=== DATASET EXCERPTS ===

◇ ◇ ◇

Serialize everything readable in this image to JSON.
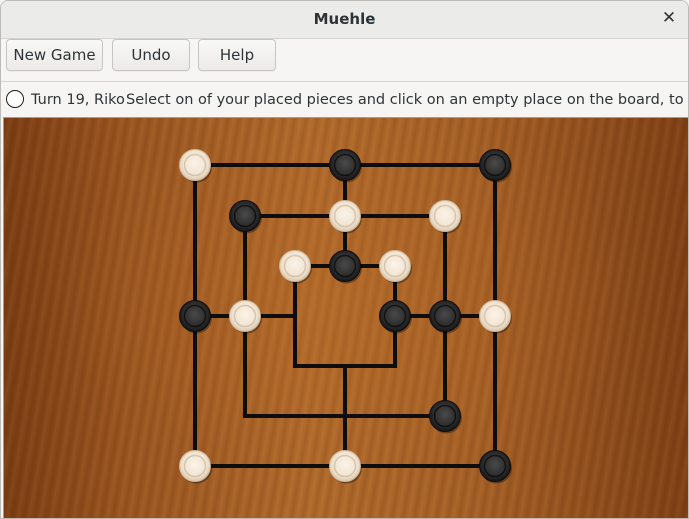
{
  "window": {
    "title": "Muehle",
    "close_icon": "close-icon"
  },
  "toolbar": {
    "new_game_label": "New Game",
    "undo_label": "Undo",
    "help_label": "Help"
  },
  "status": {
    "turn": "Turn 19, Riko",
    "message": "Select on of your placed pieces and click on an empty place on the board, to move it t",
    "indicator_color": "#ffffff"
  },
  "board": {
    "line_color": "#0d0d0d",
    "white_piece_color": "#f1e4d2",
    "black_piece_color": "#2b2b2b",
    "pieces": [
      {
        "point": "outer-top-left",
        "color": "white"
      },
      {
        "point": "outer-top-middle",
        "color": "black"
      },
      {
        "point": "outer-top-right",
        "color": "black"
      },
      {
        "point": "middle-top-left",
        "color": "black"
      },
      {
        "point": "middle-top-middle",
        "color": "white"
      },
      {
        "point": "middle-top-right",
        "color": "white"
      },
      {
        "point": "inner-top-left",
        "color": "white"
      },
      {
        "point": "inner-top-middle",
        "color": "black"
      },
      {
        "point": "inner-top-right",
        "color": "white"
      },
      {
        "point": "outer-middle-left",
        "color": "black"
      },
      {
        "point": "middle-middle-left",
        "color": "white"
      },
      {
        "point": "inner-middle-right",
        "color": "black"
      },
      {
        "point": "middle-middle-right",
        "color": "black"
      },
      {
        "point": "outer-middle-right",
        "color": "white"
      },
      {
        "point": "middle-bottom-right",
        "color": "black"
      },
      {
        "point": "outer-bottom-left",
        "color": "white"
      },
      {
        "point": "outer-bottom-middle",
        "color": "white"
      },
      {
        "point": "outer-bottom-right",
        "color": "black"
      }
    ]
  }
}
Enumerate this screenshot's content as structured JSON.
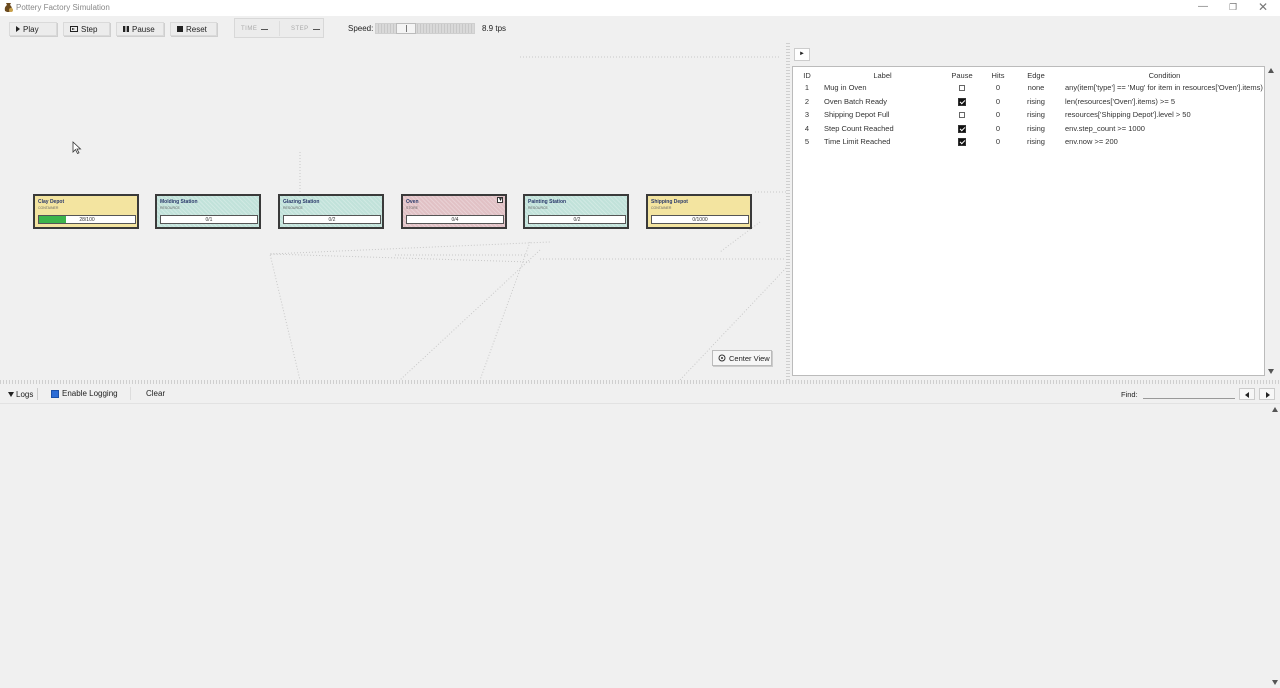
{
  "window": {
    "title": "Pottery Factory Simulation",
    "minimize": "—",
    "maximize": "❐",
    "close": "✕"
  },
  "toolbar": {
    "play": "Play",
    "step": "Step",
    "pause": "Pause",
    "reset": "Reset",
    "time_label": "TIME",
    "step_label": "STEP",
    "speed_label": "Speed:",
    "speed_value": "8.9 tps",
    "speed_fraction": 0.25
  },
  "canvas": {
    "nodes": [
      {
        "title": "Clay Depot",
        "subtitle": "CONTAINER",
        "value": "28/100",
        "fill": 0.28,
        "color": "yellow"
      },
      {
        "title": "Molding Station",
        "subtitle": "RESOURCE",
        "value": "0/1",
        "fill": 0,
        "color": "teal"
      },
      {
        "title": "Glazing Station",
        "subtitle": "RESOURCE",
        "value": "0/2",
        "fill": 0,
        "color": "teal"
      },
      {
        "title": "Oven",
        "subtitle": "STORE",
        "value": "0/4",
        "fill": 0,
        "color": "pink",
        "marker": "▼"
      },
      {
        "title": "Painting Station",
        "subtitle": "RESOURCE",
        "value": "0/2",
        "fill": 0,
        "color": "teal"
      },
      {
        "title": "Shipping Depot",
        "subtitle": "CONTAINER",
        "value": "0/1000",
        "fill": 0,
        "color": "yellow"
      }
    ],
    "center_view": "Center View"
  },
  "breakpoints": {
    "toggle": "►",
    "columns": {
      "id": "ID",
      "label": "Label",
      "pause": "Pause",
      "hits": "Hits",
      "edge": "Edge",
      "condition": "Condition"
    },
    "rows": [
      {
        "id": "1",
        "label": "Mug in Oven",
        "pause": false,
        "hits": "0",
        "edge": "none",
        "condition": "any(item['type'] == 'Mug' for item in resources['Oven'].items)"
      },
      {
        "id": "2",
        "label": "Oven Batch Ready",
        "pause": true,
        "hits": "0",
        "edge": "rising",
        "condition": "len(resources['Oven'].items) >= 5"
      },
      {
        "id": "3",
        "label": "Shipping Depot Full",
        "pause": false,
        "hits": "0",
        "edge": "rising",
        "condition": "resources['Shipping Depot'].level > 50"
      },
      {
        "id": "4",
        "label": "Step Count Reached",
        "pause": true,
        "hits": "0",
        "edge": "rising",
        "condition": "env.step_count >= 1000"
      },
      {
        "id": "5",
        "label": "Time Limit Reached",
        "pause": true,
        "hits": "0",
        "edge": "rising",
        "condition": "env.now >= 200"
      }
    ]
  },
  "logs": {
    "toggle": "Logs",
    "enable_logging": "Enable Logging",
    "enable_checked": true,
    "clear": "Clear",
    "find_label": "Find:",
    "find_value": ""
  },
  "colors": {
    "yellow": "#f3e4a0",
    "teal": "#c1e2da",
    "pink": "#e1c1c5",
    "progress": "#3cb44b",
    "checkbox_accent": "#2b6cd6"
  }
}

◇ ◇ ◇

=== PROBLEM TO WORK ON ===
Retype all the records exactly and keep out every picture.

=== TASK RESPONSE ===
Serialize everything readable in this image to JSON.
{
  "window": {
    "title": "Muehle",
    "close_icon": "close-icon"
  },
  "toolbar": {
    "new_game_label": "New Game",
    "undo_label": "Undo",
    "help_label": "Help"
  },
  "status": {
    "turn": "Turn 19, Riko",
    "message": "Select on of your placed pieces and click on an empty place on the board, to move it t",
    "indicator_color": "#ffffff"
  },
  "board": {
    "line_color": "#0d0d0d",
    "white_piece_color": "#f1e4d2",
    "black_piece_color": "#2b2b2b",
    "pieces": [
      {
        "point": "outer-top-left",
        "color": "white"
      },
      {
        "point": "outer-top-middle",
        "color": "black"
      },
      {
        "point": "outer-top-right",
        "color": "black"
      },
      {
        "point": "middle-top-left",
        "color": "black"
      },
      {
        "point": "middle-top-middle",
        "color": "white"
      },
      {
        "point": "middle-top-right",
        "color": "white"
      },
      {
        "point": "inner-top-left",
        "color": "white"
      },
      {
        "point": "inner-top-middle",
        "color": "black"
      },
      {
        "point": "inner-top-right",
        "color": "white"
      },
      {
        "point": "outer-middle-left",
        "color": "black"
      },
      {
        "point": "middle-middle-left",
        "color": "white"
      },
      {
        "point": "inner-middle-right",
        "color": "black"
      },
      {
        "point": "middle-middle-right",
        "color": "black"
      },
      {
        "point": "outer-middle-right",
        "color": "white"
      },
      {
        "point": "middle-bottom-right",
        "color": "black"
      },
      {
        "point": "outer-bottom-left",
        "color": "white"
      },
      {
        "point": "outer-bottom-middle",
        "color": "white"
      },
      {
        "point": "outer-bottom-right",
        "color": "black"
      }
    ]
  }
}
Enumerate this screenshot's content as structured JSON.
{
  "window": {
    "title": "Pottery Factory Simulation",
    "minimize": "—",
    "maximize": "❐",
    "close": "✕"
  },
  "toolbar": {
    "play": "Play",
    "step": "Step",
    "pause": "Pause",
    "reset": "Reset",
    "time_label": "TIME",
    "step_label": "STEP",
    "speed_label": "Speed:",
    "speed_value": "8.9 tps",
    "speed_fraction": 0.25
  },
  "canvas": {
    "nodes": [
      {
        "title": "Clay Depot",
        "subtitle": "CONTAINER",
        "value": "28/100",
        "fill": 0.28,
        "color": "yellow"
      },
      {
        "title": "Molding Station",
        "subtitle": "RESOURCE",
        "value": "0/1",
        "fill": 0,
        "color": "teal"
      },
      {
        "title": "Glazing Station",
        "subtitle": "RESOURCE",
        "value": "0/2",
        "fill": 0,
        "color": "teal"
      },
      {
        "title": "Oven",
        "subtitle": "STORE",
        "value": "0/4",
        "fill": 0,
        "color": "pink",
        "marker": "▼"
      },
      {
        "title": "Painting Station",
        "subtitle": "RESOURCE",
        "value": "0/2",
        "fill": 0,
        "color": "teal"
      },
      {
        "title": "Shipping Depot",
        "subtitle": "CONTAINER",
        "value": "0/1000",
        "fill": 0,
        "color": "yellow"
      }
    ],
    "center_view": "Center View"
  },
  "breakpoints": {
    "toggle": "►",
    "columns": {
      "id": "ID",
      "label": "Label",
      "pause": "Pause",
      "hits": "Hits",
      "edge": "Edge",
      "condition": "Condition"
    },
    "rows": [
      {
        "id": "1",
        "label": "Mug in Oven",
        "pause": false,
        "hits": "0",
        "edge": "none",
        "condition": "any(item['type'] == 'Mug' for item in resources['Oven'].items)"
      },
      {
        "id": "2",
        "label": "Oven Batch Ready",
        "pause": true,
        "hits": "0",
        "edge": "rising",
        "condition": "len(resources['Oven'].items) >= 5"
      },
      {
        "id": "3",
        "label": "Shipping Depot Full",
        "pause": false,
        "hits": "0",
        "edge": "rising",
        "condition": "resources['Shipping Depot'].level > 50"
      },
      {
        "id": "4",
        "label": "Step Count Reached",
        "pause": true,
        "hits": "0",
        "edge": "rising",
        "condition": "env.step_count >= 1000"
      },
      {
        "id": "5",
        "label": "Time Limit Reached",
        "pause": true,
        "hits": "0",
        "edge": "rising",
        "condition": "env.now >= 200"
      }
    ]
  },
  "logs": {
    "toggle": "Logs",
    "enable_logging": "Enable Logging",
    "enable_checked": true,
    "clear": "Clear",
    "find_label": "Find:",
    "find_value": ""
  },
  "colors": {
    "yellow": "#f3e4a0",
    "teal": "#c1e2da",
    "pink": "#e1c1c5",
    "progress": "#3cb44b",
    "checkbox_accent": "#2b6cd6"
  }
}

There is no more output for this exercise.